Take De La Soul’s much discussed 3 Feet High And Rising, for example. While there’s no doubting the impact and originality that Prince Paul and Plugs 1, 2 and 3 brought to the table, I can confidently state that I have no intention to ever listen to that record in it’s entirety in the foreseeable future. That’s likely more of a reflection of my preference for anti-social rap with loud drums than anything else, but it’s an issue worth considering. Let’s take a look at the 1989’s greatest hip-hop albums according to ego trip‘s Book of Rap Lists for example:
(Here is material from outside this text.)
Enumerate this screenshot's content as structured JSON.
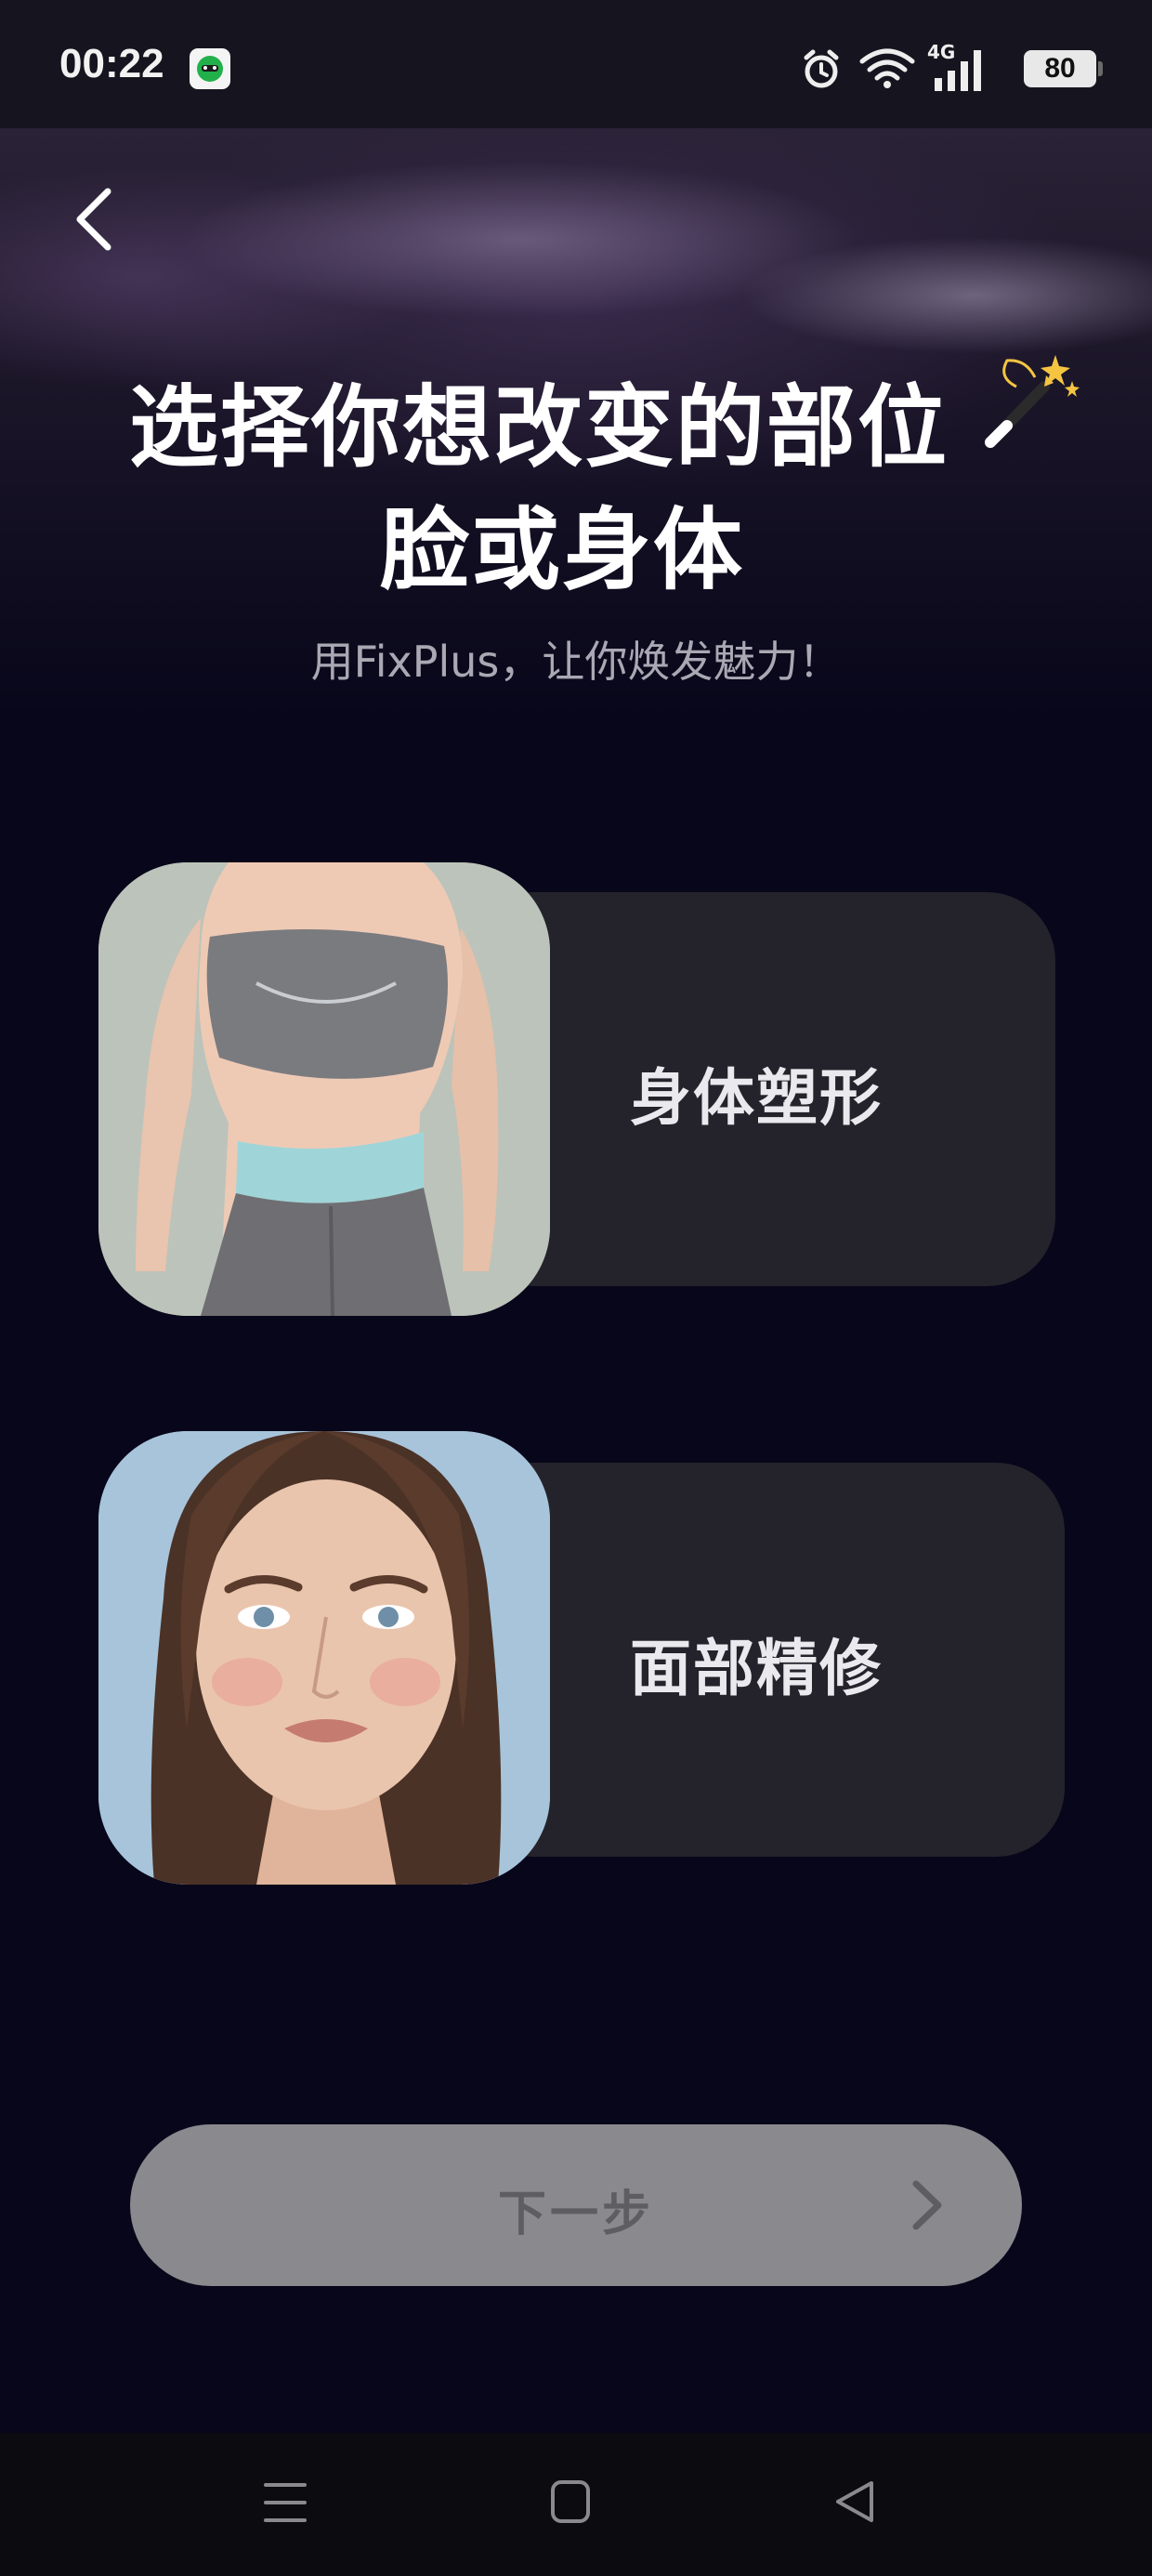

The time is finally here for the CRC Top 40 for the year. The only rule is a maximum of one song per release, which is why a few people were able to sneak in two entries courtesy of a mixtape or street album. As you’ll see, much of the list is comprised of the usual suspects – we’re not called the Conservative Rap Coalition for nothing…
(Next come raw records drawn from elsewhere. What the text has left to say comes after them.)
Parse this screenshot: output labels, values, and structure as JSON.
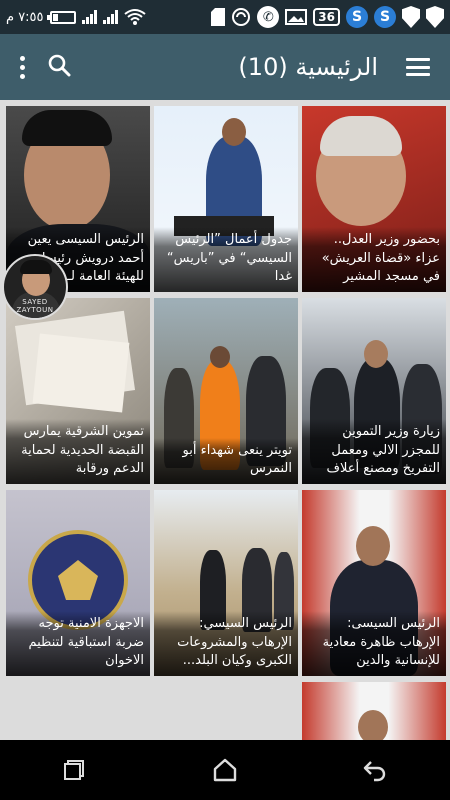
{
  "status_bar": {
    "time": "٧:٥٥ م",
    "badge_number": "36",
    "icons": [
      "battery-icon",
      "signal-icon",
      "signal-icon",
      "wifi-icon",
      "sim-icon",
      "sync-icon",
      "phone-icon",
      "image-icon",
      "s-icon",
      "s-icon",
      "shield-icon",
      "shield-icon"
    ]
  },
  "toolbar": {
    "title": "الرئيسية (10)",
    "menu_icon": "hamburger-icon",
    "search_icon": "search-icon",
    "more_icon": "more-vertical-icon"
  },
  "articles": [
    {
      "caption": "بحضور وزير العدل.. عزاء «قضاة العريش» في مسجد المشير",
      "colors": [
        "#c23a2a",
        "#7a2a24"
      ]
    },
    {
      "caption": "جدول أعمال ”الرئيس السيسي“ في ”باريس“ غدا",
      "colors": [
        "#cfe3f5",
        "#e8f1fa"
      ]
    },
    {
      "caption": "الرئيس السيسى يعين أحمد درويش رئيسا للهيئة العامة لـ...",
      "colors": [
        "#3a3a3a",
        "#1a1a1a"
      ]
    },
    {
      "caption": "زيارة وزير التموين للمجزر الالي ومعمل التفريخ ومصنع أعلاف",
      "colors": [
        "#5a5f66",
        "#2a2e33"
      ]
    },
    {
      "caption": "تويتر ينعى شهداء أبو النمرس",
      "colors": [
        "#8a8270",
        "#5a5448"
      ]
    },
    {
      "caption": "تموين الشرقية يمارس القبضة الحديدية لحماية الدعم ورقابة",
      "colors": [
        "#b9b2a6",
        "#8c867c"
      ]
    },
    {
      "caption": "الرئيس السيسى: الإرهاب ظاهرة معادية للإنسانية والدين",
      "colors": [
        "#c8473a",
        "#7d2a22"
      ]
    },
    {
      "caption": "الرئيس السيسي: الإرهاب والمشروعات الكبرى وكيان البلد...",
      "colors": [
        "#c9b89a",
        "#9a8a6e"
      ]
    },
    {
      "caption": "الاجهزة الامنية توجه ضربة استباقية لتنظيم الاخوان",
      "colors": [
        "#b7b6c8",
        "#2f3b7a"
      ]
    }
  ],
  "avatar": {
    "label": "SAYED ZAYTOUN"
  },
  "nav_bar": {
    "recents_icon": "recents-icon",
    "home_icon": "home-icon",
    "back_icon": "back-icon"
  },
  "colors": {
    "status_bar": "#1f2d35",
    "toolbar": "#3e5d6a",
    "background": "#dcdcdc"
  }
}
Since I threw out the statement that “I respect Jay Dee but he doesn’t crack my top 25” comment earlier, it’s only right that I back it up by providing the Unkut top 30 in no particular order. Send all hate mail to the usual address.
While you’re enjoying the sounds of Pimpire Strike Back, I thought I’d run through six of his finest moments before the undisputed classic Marcberg album dropped in 2010.
This is a little somethin’ somethin’ I was asked to write for another media organization that ended up on the cutting room floor. The basic premise is “The Most Offensive Lyrics From Conscious MC’s”, but the definition of “conscious” rappers is so vague that it’s pointless. It’s also the reason why stuff like “Black Korea” and “lllegal Aliens” isn’t included. In the plus side, you only have to click this post once!
A list of great violent rap, including everything from broad beating anthems to gun clapping to cannibalism. Good times for all.
My latest contribution to the fine tradition of Rap List Trolling, with a piece that’s certain to upset everybody. Which may be the point…
Time for another Complex list, this time around on a topic that’s close to my cold, cold heart – record label history. With 2013 marking 30 years in the business, I wrote about the best fifteen years of the iconic label, based on my highly-scientific formula of Sales x Influence x Artistic Merit x Coin Flip.
There was once an unwritten law that said that all rap albums must contain at least one “slow jam” to attract the “female demographic”. Despite some rare exceptions (MC Shan’s “Left Me Lonely”, Kool G Rap’s “She Loves Me, She Loves Me Not” and Kid Capri’s “This Is What You Came Here For”), these love raps were shameful blights on the discographies of otherwise respectable MCs. Here are ten particularly painful examples:
The music world lost a giant this week, as legendary trumpeter Donald Byrd passed away at the tender age of 80. Having bridged the spectrum from be-bop to funk without missing a beat, Mr. Byrd released a massive catalog of great music, much of which provided perfect source material for classic rap tracks. In honor of the great man, here are my ten favorite uses of his work.
Obviously, Unkut made the top 20, otherwise I wouldn’t even be posting this. Shouts to Alvin Aqua Blanco for recognizing that we don’t eff around over here.
Inspired by oskamadison‘s suggestion in the comments section of the 50 Best Debut Albums In Hip-Hop History post, I put together a follow-up list with the Complex crew which caters more to my personal tastes.
Here’s another list to annoy everybody. I managed to sneak Percee-P, Lord Finesse, RA The Rugged Man, Big L, Ras Kass, Pharoahe Monch and Kool G Rap in to the chart to offset the expected Lil’ Wayne, Jay-Z and Kanye content, which is a victory of sorts.